#### About this exercise
Scan the records below and copy every line that contains the string "site".

Collected data

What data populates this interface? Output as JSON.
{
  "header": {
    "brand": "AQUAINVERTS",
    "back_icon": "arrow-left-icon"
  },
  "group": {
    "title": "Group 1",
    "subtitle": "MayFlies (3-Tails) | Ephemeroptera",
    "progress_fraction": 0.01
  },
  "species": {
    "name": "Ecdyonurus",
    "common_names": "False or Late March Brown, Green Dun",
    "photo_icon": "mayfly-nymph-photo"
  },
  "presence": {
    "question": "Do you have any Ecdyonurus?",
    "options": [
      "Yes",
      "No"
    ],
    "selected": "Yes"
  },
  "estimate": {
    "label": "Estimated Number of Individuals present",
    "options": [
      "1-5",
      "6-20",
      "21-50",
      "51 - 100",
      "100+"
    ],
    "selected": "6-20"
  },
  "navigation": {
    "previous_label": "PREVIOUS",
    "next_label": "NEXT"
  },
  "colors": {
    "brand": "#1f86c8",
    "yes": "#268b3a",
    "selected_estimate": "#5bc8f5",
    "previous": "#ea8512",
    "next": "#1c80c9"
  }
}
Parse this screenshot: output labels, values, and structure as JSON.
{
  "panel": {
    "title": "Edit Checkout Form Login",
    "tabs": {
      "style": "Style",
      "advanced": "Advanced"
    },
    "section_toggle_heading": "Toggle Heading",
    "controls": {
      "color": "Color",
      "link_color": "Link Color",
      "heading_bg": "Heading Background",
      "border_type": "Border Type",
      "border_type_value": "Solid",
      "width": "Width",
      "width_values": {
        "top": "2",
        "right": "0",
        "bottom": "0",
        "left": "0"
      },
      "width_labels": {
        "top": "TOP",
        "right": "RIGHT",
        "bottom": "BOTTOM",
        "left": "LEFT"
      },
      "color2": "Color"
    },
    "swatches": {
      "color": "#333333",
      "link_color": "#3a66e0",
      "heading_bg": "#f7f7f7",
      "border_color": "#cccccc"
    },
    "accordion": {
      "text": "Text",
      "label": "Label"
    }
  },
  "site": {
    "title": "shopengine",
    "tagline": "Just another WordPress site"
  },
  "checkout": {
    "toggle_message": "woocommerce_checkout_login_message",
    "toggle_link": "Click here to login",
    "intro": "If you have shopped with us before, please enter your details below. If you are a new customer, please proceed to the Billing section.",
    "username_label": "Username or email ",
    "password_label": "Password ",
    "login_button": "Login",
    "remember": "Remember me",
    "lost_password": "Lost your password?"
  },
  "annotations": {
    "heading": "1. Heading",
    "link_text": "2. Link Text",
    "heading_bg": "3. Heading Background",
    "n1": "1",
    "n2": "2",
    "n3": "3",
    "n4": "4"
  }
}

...

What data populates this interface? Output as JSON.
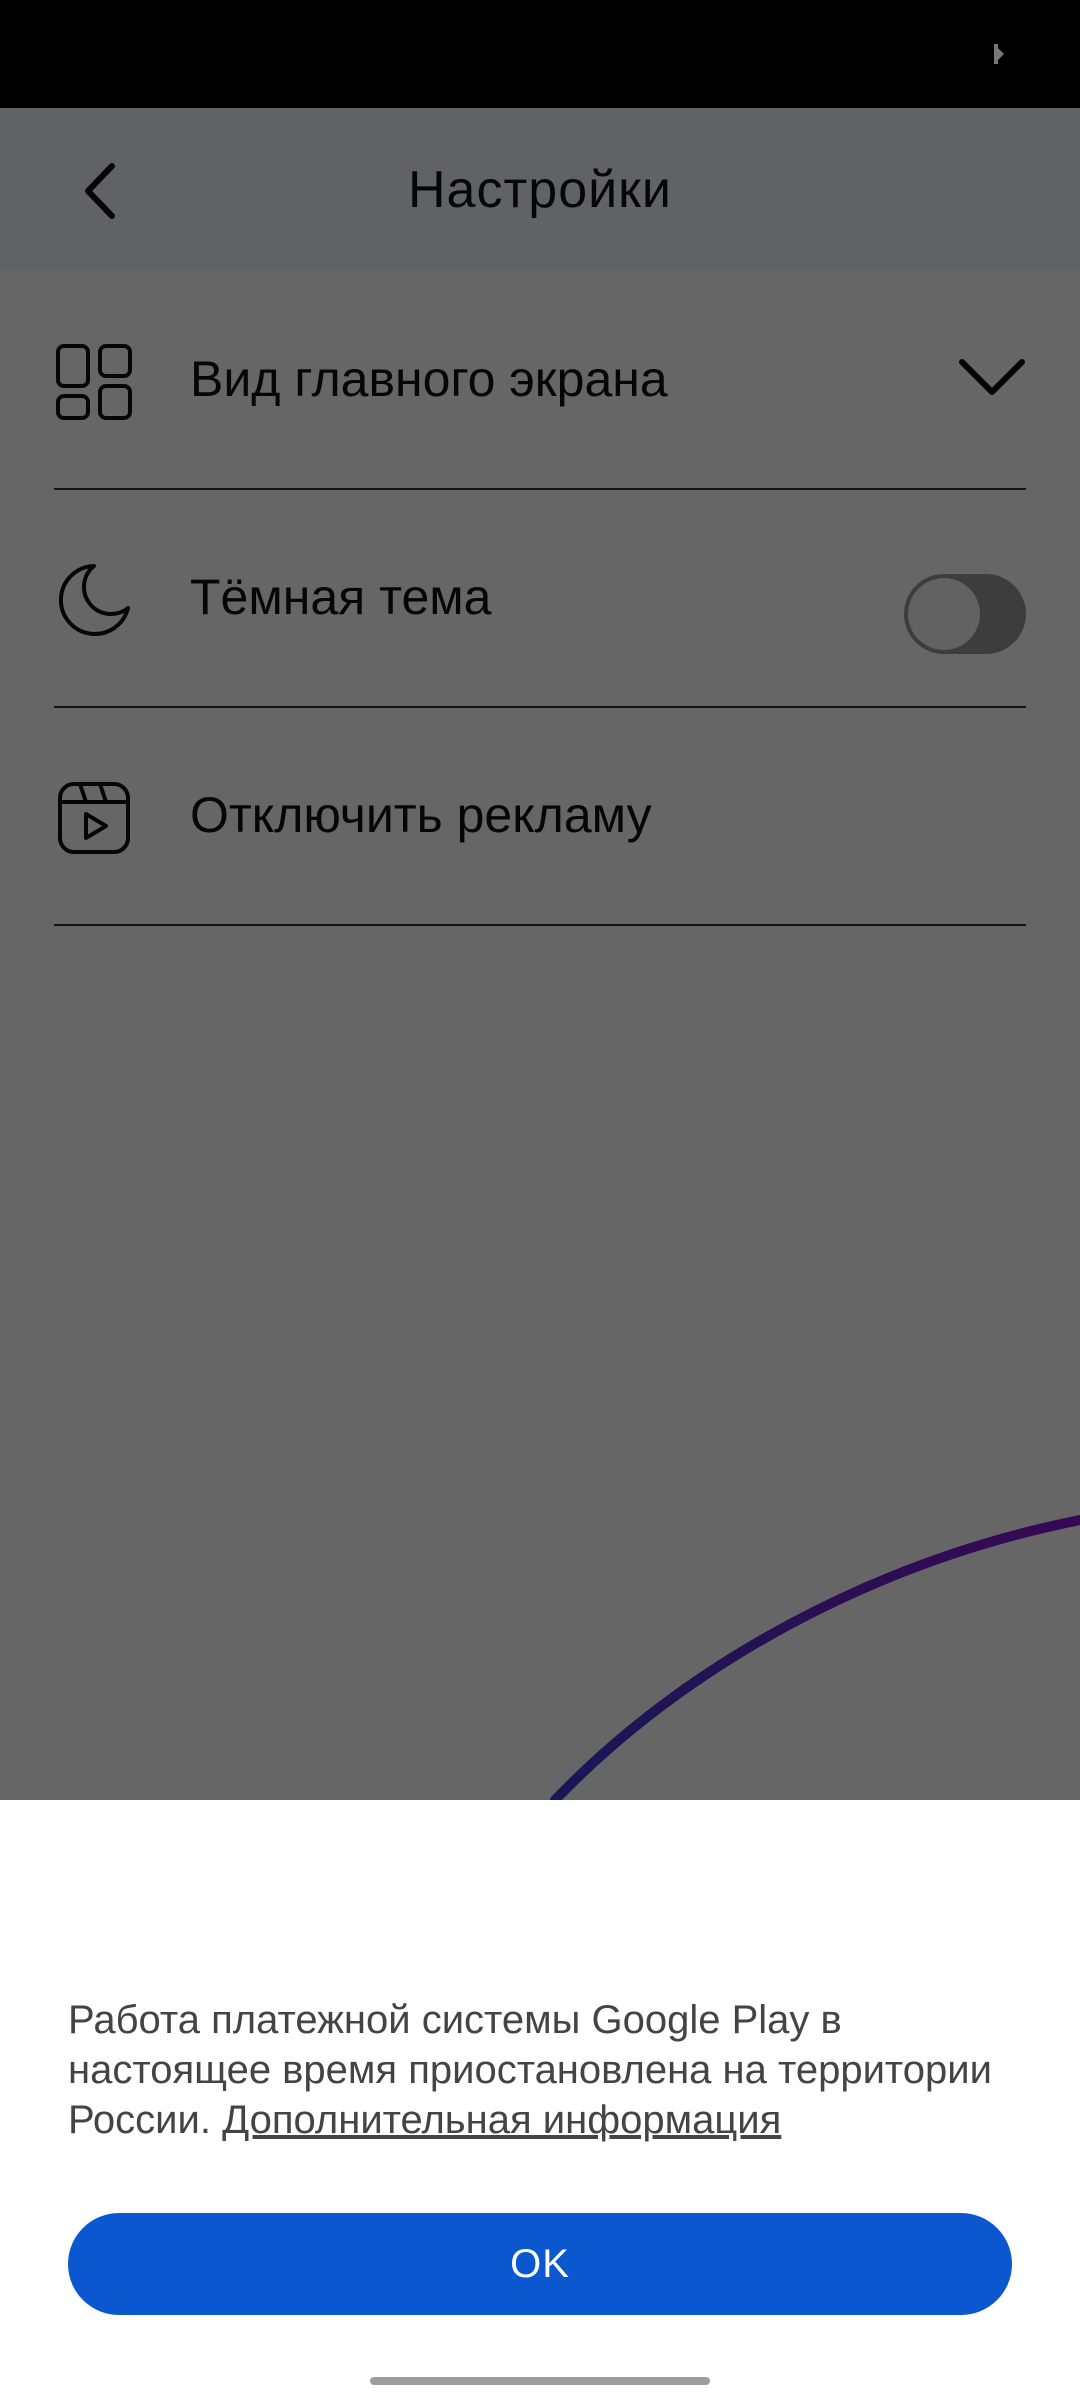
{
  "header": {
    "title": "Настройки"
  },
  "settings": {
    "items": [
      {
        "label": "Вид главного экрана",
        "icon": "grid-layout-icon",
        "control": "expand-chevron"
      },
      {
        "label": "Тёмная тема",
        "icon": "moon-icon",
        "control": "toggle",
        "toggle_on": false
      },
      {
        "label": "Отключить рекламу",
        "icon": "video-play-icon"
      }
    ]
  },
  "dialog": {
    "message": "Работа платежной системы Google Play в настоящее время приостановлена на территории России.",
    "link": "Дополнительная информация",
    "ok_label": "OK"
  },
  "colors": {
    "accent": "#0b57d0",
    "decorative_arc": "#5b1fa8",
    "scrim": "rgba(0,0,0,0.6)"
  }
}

#### Written reply
  "site": {
    "tagline": "Just another WordPress site"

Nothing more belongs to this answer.